Even better, though, what enlivens the book is the biochemist’s perspective: Lane isn’t so much interested in the superficial matters of morphology, but in the emergence of new properties in the molecular machinery of the cell, and how it affects the world around us. Somehow, it always thrills me when we drill down right to the interactions of molecules to explain how biology works.

So here are the ten evolutionary inventions Lane describes.

  1. Origins of life: Where and how did life arise? A review of some of the models for abiogenesis.

  2. DNA: What conditions would allow for the synthesis of nucleotides? Where did the genetic code come from?

  3. Photosynthesis: The photosynthetic pathway is a combination of two very different functional pathways — what does this tell us about their evolution?

  4. Complex cells: How did cells become more complex? A chapter on horizontal transfer and endosymbiosis — borrowing and stealing and kidnaping by ancient cells.

  5. Sex: Why do we have sexual reproduction? A question that focuses on the cytological and genetic machinery.

  6. Movement: How do organisms get around? Cytoskeletons and motor proteins, and where they came from.

  7. Sight: How did vision evolve? A fairly wide-ranging discussion of opsins and crystallins and Hox genes and the weird glow of black smokers.
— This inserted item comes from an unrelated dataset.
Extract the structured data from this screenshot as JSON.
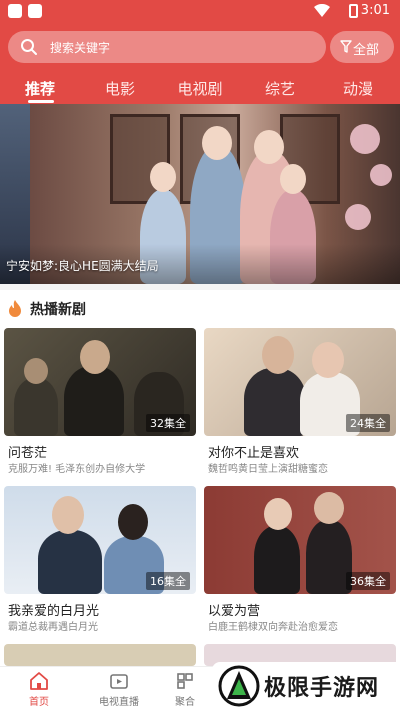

  8. Hot blood: Another chapter with a little taste of everything: respiration, metabolism, insulation, and how a key feature of our physiology affects everything.
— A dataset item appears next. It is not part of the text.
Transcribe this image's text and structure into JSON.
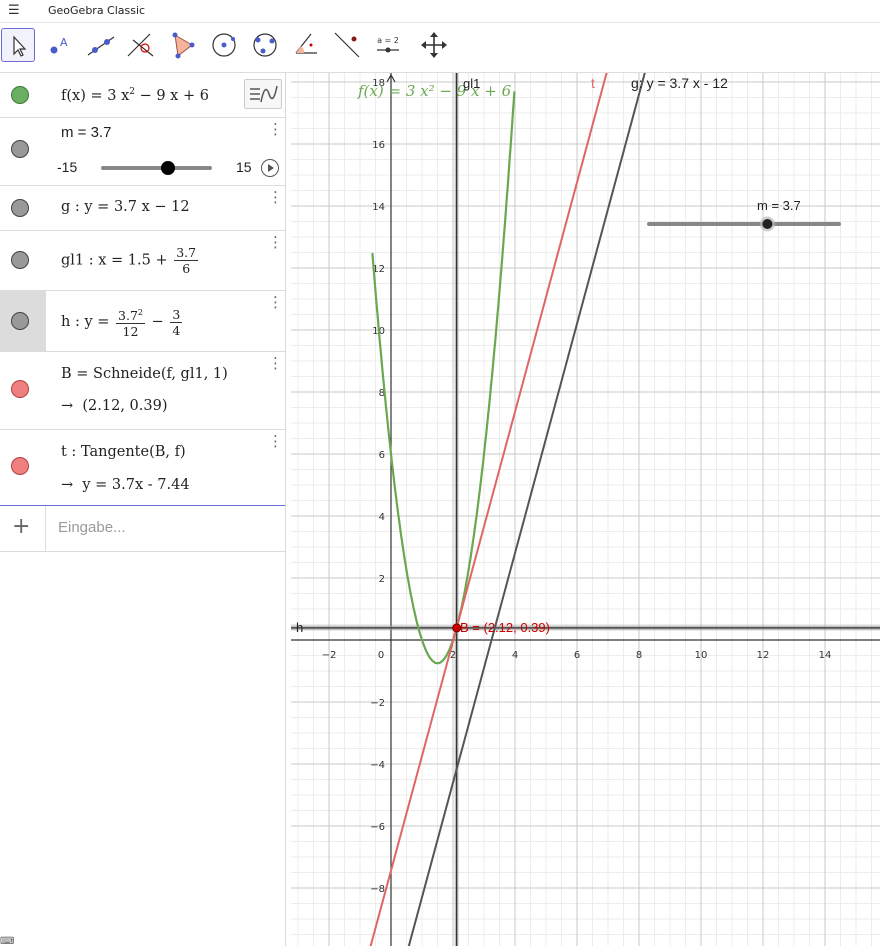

  9. Consciousness: Where did our awareness come from? You won’t be surprised to learn that Lane is a materialist — the answer lies in the wiring of the brain.

  10. Death: Why do all organisms die, and why do we even have genes that contribute to senescence and death?
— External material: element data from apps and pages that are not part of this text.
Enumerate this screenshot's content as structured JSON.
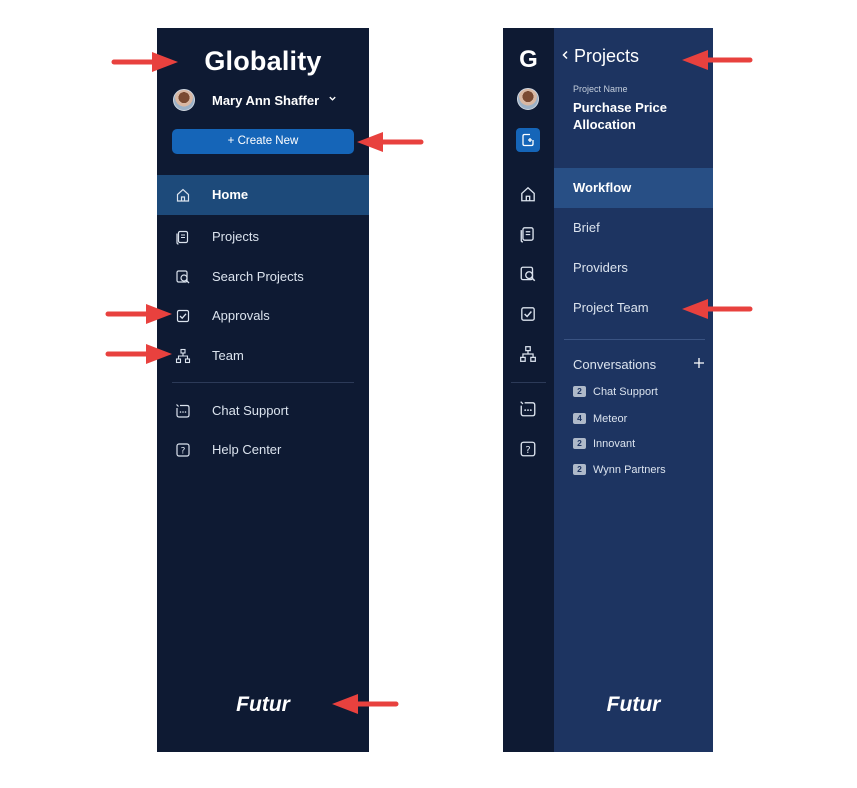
{
  "left_panel": {
    "logo": "Globality",
    "user_name": "Mary Ann Shaffer",
    "create_button": "+ Create New",
    "nav_items": [
      {
        "label": "Home",
        "icon": "home-icon",
        "active": true
      },
      {
        "label": "Projects",
        "icon": "projects-icon"
      },
      {
        "label": "Search Projects",
        "icon": "search-projects-icon"
      },
      {
        "label": "Approvals",
        "icon": "approvals-icon"
      },
      {
        "label": "Team",
        "icon": "team-icon"
      }
    ],
    "support_items": [
      {
        "label": "Chat Support",
        "icon": "chat-support-icon"
      },
      {
        "label": "Help Center",
        "icon": "help-center-icon"
      }
    ],
    "brand": "Futur"
  },
  "right_panel": {
    "rail_logo": "G",
    "title": "Projects",
    "project_name_label": "Project Name",
    "project_name": "Purchase Price Allocation",
    "nav_items": [
      {
        "label": "Workflow",
        "active": true
      },
      {
        "label": "Brief"
      },
      {
        "label": "Providers"
      },
      {
        "label": "Project Team"
      }
    ],
    "conversations_label": "Conversations",
    "conversations": [
      {
        "count": "2",
        "name": "Chat Support"
      },
      {
        "count": "4",
        "name": "Meteor"
      },
      {
        "count": "2",
        "name": "Innovant"
      },
      {
        "count": "2",
        "name": "Wynn Partners"
      }
    ],
    "brand": "Futur"
  },
  "colors": {
    "sidebar_bg": "#0e1a33",
    "panel_bg": "#1d3461",
    "accent": "#1565b8",
    "arrow": "#e8413e"
  }
}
So the topics aren’t that biased: only three exclusive to multicellular animals, and six that are about eukaryotes almost exclusively — and even in those our prokaryotic heritage is discussed. And really, when you’re talking about genes and biochemistry, you can’t get away from the fact that you are dealing with genuinely universal processes.

The book is also a fun read, deep enough to give you some substance, yet clearly written with the general public in mind. If you aren’t a biologist or biochemist, don’t shy away — you will be able to read this book, and you will learn a lot from it. When I was reading it, I was thinking this would be a really enjoyable text to build a freshman seminar course around. The chapters are readable and each one addresses an interesting topic in biology, bringing up both current research and pending questions, and it’s meaty enough to spark some good discussions.


  1. says

    Life IS INDEED An RNA World

    Genomes Are RNAs’-Made Patterns-Manuals

    “Repeats protect DNA”

    “More On Evolution In The Still RNA World”

    Fitting together the pieces of the “still an RNA world” puzzle ?

    – Rational probability and possibility that the initial, independent pre-biometabolism direct sunlight-fueled genes (life) were RNAs, who evolved their DNA-images as operational patterns-manuals libraries, and celled and genomed them. They most probably synthesized (and nucleusized) their DNAs manual libraries as their functional organs, to serve as their environmentally stabler than RNA, than themselves, works memory cores.

    – Rational possibility that ALL RNAs represent the original archae-genes that since their (life) genesis have been and still are the primary actors, assessors, messengers, operators of all life processes.

    – Rational possibility that the RNAs are the environmental feedback communicators to, and modifiers of, the genomes, that the RNAs are the effectors of the desirable biased genes expressions modifications, of enhanced energy constraining for survival.

    Dov Henis
    (Comments From The 22nd Century)
    28Dec09 Implications Of E=Total[m(1 + D)]
    Cosmic Evolution Simplified